Is possible to fix this crookedness? (Photo)

This result after 10 months of surgery , before the surgery I had hump and crookedness, it's better but still crooked , see the photo, so it could be fixed by revision or I need to reconstruction???

Doctor Answers 8

Is possible to fix this crookedness?

Hello bushra1993,
Thanks for your question.
Yes, a revision rhinoplasty would be necessary to further straighten your nose. You have asymmetric nasal bone position and a narrow middle vault that could be corrected to further reposition your nose more centrally.
I would recommend that you consult with a revision rhinoplasty specialist for more information.
I've added a link to finding the right plastic surgeon.
Good luck,
Dr. Shah
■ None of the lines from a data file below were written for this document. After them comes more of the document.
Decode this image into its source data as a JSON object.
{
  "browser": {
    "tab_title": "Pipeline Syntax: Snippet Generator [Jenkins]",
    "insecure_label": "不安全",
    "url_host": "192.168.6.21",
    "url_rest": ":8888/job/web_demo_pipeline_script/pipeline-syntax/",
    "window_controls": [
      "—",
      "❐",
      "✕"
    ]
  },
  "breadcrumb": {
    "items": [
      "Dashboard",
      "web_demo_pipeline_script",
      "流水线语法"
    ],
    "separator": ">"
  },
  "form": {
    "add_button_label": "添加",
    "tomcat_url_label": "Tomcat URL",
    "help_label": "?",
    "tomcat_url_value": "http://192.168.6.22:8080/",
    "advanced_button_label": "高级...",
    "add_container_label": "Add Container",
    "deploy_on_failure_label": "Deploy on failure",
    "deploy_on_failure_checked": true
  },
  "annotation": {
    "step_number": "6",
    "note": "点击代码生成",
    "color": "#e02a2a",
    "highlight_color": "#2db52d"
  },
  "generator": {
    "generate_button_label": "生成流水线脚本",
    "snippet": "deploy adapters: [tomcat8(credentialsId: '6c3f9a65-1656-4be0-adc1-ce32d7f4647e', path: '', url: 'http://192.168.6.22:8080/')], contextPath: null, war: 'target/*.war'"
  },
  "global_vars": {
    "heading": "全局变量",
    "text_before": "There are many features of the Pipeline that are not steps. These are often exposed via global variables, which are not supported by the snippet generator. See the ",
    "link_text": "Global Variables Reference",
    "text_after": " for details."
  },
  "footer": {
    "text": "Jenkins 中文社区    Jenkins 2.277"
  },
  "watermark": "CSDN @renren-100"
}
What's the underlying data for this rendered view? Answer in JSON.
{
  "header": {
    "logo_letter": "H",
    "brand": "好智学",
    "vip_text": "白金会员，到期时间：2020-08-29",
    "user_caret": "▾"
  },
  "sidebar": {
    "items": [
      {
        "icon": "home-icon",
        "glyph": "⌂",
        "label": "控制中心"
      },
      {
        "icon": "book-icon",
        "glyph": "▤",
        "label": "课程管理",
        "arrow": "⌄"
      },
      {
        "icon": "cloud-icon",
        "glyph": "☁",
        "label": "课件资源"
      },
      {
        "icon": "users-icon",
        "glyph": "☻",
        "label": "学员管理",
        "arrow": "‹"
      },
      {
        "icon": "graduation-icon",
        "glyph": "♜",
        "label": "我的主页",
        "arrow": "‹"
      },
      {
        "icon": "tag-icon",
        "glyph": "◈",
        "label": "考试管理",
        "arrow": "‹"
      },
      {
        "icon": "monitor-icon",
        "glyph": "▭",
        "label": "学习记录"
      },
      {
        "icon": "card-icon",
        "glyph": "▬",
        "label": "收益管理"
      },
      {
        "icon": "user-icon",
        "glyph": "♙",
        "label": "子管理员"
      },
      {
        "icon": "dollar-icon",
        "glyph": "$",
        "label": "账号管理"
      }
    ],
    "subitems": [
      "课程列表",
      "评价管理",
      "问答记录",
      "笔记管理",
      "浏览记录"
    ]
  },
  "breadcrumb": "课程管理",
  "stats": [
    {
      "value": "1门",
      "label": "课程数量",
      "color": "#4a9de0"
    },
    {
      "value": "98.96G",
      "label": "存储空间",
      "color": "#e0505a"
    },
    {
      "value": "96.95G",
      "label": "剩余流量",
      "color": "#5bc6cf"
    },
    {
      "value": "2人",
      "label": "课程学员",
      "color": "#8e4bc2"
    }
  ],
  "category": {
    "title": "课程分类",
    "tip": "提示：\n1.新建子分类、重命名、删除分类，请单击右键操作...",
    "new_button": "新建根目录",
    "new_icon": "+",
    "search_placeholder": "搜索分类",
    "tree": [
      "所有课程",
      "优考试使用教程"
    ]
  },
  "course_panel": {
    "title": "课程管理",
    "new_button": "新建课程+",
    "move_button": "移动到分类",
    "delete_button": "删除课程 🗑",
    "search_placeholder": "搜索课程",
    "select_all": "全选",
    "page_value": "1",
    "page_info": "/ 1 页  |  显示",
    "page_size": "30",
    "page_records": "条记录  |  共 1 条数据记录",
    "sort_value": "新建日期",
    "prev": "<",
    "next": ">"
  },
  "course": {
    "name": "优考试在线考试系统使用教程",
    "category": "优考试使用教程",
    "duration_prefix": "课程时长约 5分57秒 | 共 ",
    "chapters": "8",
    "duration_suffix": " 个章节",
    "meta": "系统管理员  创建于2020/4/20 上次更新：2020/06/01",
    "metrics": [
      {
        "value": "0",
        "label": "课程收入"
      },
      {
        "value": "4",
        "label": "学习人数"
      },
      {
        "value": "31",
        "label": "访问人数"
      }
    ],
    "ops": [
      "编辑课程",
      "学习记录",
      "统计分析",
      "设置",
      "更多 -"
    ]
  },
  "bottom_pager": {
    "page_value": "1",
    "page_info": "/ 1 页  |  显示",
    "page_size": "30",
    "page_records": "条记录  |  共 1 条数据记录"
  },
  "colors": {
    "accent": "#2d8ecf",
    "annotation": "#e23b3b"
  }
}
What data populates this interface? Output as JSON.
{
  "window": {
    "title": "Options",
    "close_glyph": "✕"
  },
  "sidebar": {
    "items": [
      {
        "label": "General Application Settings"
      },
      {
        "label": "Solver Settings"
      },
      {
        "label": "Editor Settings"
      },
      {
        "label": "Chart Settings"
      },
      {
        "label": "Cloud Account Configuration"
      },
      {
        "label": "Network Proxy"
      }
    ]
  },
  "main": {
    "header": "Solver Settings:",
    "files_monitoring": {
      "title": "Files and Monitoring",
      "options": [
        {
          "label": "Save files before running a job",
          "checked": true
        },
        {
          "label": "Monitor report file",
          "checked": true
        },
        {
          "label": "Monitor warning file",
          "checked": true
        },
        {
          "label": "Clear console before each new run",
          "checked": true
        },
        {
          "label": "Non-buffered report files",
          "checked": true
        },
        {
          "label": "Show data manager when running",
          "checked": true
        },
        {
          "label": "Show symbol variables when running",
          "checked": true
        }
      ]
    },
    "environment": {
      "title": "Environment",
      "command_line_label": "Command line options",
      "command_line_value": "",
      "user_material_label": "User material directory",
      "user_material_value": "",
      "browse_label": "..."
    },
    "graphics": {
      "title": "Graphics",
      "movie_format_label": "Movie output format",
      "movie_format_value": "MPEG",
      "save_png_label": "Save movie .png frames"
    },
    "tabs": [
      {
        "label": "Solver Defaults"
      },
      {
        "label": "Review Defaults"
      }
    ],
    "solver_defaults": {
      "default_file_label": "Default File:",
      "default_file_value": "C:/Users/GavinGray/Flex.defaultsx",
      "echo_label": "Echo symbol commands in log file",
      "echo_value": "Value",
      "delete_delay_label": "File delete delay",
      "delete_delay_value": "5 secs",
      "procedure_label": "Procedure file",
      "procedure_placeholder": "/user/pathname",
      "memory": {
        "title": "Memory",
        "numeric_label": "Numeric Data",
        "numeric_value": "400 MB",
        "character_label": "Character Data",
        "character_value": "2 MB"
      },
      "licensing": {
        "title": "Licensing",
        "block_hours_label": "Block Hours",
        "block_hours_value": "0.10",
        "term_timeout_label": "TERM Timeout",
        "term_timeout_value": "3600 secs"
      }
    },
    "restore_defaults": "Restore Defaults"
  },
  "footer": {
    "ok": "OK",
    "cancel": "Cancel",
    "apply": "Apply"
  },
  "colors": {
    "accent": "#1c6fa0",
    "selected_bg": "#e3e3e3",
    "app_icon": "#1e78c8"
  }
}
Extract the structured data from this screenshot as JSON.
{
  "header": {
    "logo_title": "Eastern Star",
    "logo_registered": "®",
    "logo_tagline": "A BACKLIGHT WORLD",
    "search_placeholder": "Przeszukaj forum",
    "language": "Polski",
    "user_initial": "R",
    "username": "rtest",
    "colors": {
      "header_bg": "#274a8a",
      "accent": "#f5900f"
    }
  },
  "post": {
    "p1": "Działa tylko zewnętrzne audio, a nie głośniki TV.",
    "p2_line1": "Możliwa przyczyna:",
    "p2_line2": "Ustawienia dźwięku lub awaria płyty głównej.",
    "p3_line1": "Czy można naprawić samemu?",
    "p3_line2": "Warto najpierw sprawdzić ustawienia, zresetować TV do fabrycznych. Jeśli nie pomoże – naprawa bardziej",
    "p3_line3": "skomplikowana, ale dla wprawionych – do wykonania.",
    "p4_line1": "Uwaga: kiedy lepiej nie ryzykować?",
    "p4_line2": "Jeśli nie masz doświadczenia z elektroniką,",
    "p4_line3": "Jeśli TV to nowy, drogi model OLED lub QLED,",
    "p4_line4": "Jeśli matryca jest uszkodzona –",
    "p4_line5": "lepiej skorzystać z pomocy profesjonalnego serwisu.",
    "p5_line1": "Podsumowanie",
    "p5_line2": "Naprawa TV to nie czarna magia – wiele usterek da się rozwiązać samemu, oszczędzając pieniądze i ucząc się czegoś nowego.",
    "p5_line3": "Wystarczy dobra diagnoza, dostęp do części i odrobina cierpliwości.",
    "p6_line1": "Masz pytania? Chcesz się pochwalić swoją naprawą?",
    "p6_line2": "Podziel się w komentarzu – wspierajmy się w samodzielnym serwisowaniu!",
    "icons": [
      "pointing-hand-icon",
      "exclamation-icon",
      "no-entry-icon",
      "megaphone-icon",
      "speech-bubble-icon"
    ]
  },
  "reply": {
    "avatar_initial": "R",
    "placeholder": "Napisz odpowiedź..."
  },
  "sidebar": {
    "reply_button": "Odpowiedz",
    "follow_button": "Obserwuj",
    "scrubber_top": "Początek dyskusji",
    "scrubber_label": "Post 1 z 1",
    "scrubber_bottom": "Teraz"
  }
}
Denver Plastic Surgeon
4.8 out of 5 stars 55 reviews

Nasal deviation

Sometimes deviation can be a bit tricky to correct completely.  This is because the upper region of the face is not always aligned with the lower.  It is possible to improve your deviation.

Steven Wallach, MD
New York Plastic Surgeon
4.1 out of 5 stars 29 reviews

Correction of the crocked nose

Compared to many of the noses that we fix this deviation is very mild and it is definitely feasible to correct it. 

Bahman Guyuron, MD
Cleveland Plastic Surgeon
4.7 out of 5 stars 23 reviews

Revision rhinoplasty

Looking straight on, I notice that the medial canthus of the left eye is a lot further from the nose than the right medial canthus. I don't know if your face picture is a true frontal view,  or not.
If it's  a true frontal view then the left side needs to be augmented with grafts. This will widen the nose.  The bump on the right may be the osetochondral junction. If so, you may have short nasal bones, which is another issue, where spreader grafts or dorsal grafts are routinely used at the primary rhinoplasty.
Anyway, a consultation is needed to make the proper diagnosis and treatment plan.

Dennis Barek, MD
Great Neck Plastic Surgeon
4.4 out of 5 stars 8 reviews

Fix My Crooked Nose

A revision rhinoplasty can be one to correct the deviation and significant asymmetry of your bridge, tip, and nostrils. Consult with your surgeon or a revision specialist; you've waited 10 months so your nose wil not change significantly in the near future.

Richard W. Fleming, MD
Beverly Hills Facial Plastic Surgeon
4.9 out of 5 stars 38 reviews

Revision rhinoplasty for the crooked nose

 A revision rhinoplasty procedure can accomplish straightening the crooked nose. Osteotomies placed in the nasal bones can accomplish straightening them. A cartilaginous spreader graft is usually placed underneath the concave upper lateral cartilage in the mid portion of the nose. A tip rhinoplasty is required when there are asymmetrical nasal tip cartilages present. For more information and many examples of crooked nose repair in our practice, please see the link and the video below

William Portuese, MD
Seattle Facial Plastic Surgeon
4.8 out of 5 stars 143 reviews

Crooked Nose-How to fix

In short yes. First , you should wait for a full year, have a discussion with your surgeon.Do not be skeptical of him or her. The deviation is not necessarily,and frequently not,their causation.
 After that, an analysis can be done. The nose has a bony upper1/3-which looks like the issue here;a cartilage middle1/3 and a cartilage lower 1/3.
 In your case , the options maybe to simply rasp the bump down or shift the bones back to the midline.

best to you

Cap Lesesne, MD
New York Plastic Surgeon
4.6 out of 5 stars 18 reviews

Crooked nose after revision rhinoplasty

After reviewing your picture I note an upper deviation to the right.  This can be corrected with revision surgery.  Small bony cuts are made to move the right in or to move the opposite out.  Occasilanally, surgeons my choose grafts to conceal.

Ernest Robinson, MD
Aliso Viejo Facial Plastic Surgeon
5.0 out of 5 stars 10 reviews

These answers are for educational purposes and should not be relied upon as a substitute for medical advice you may receive from your physician. If you have a medical emergency, please call 911. These answers do not constitute or initiate a patient/doctor relationship.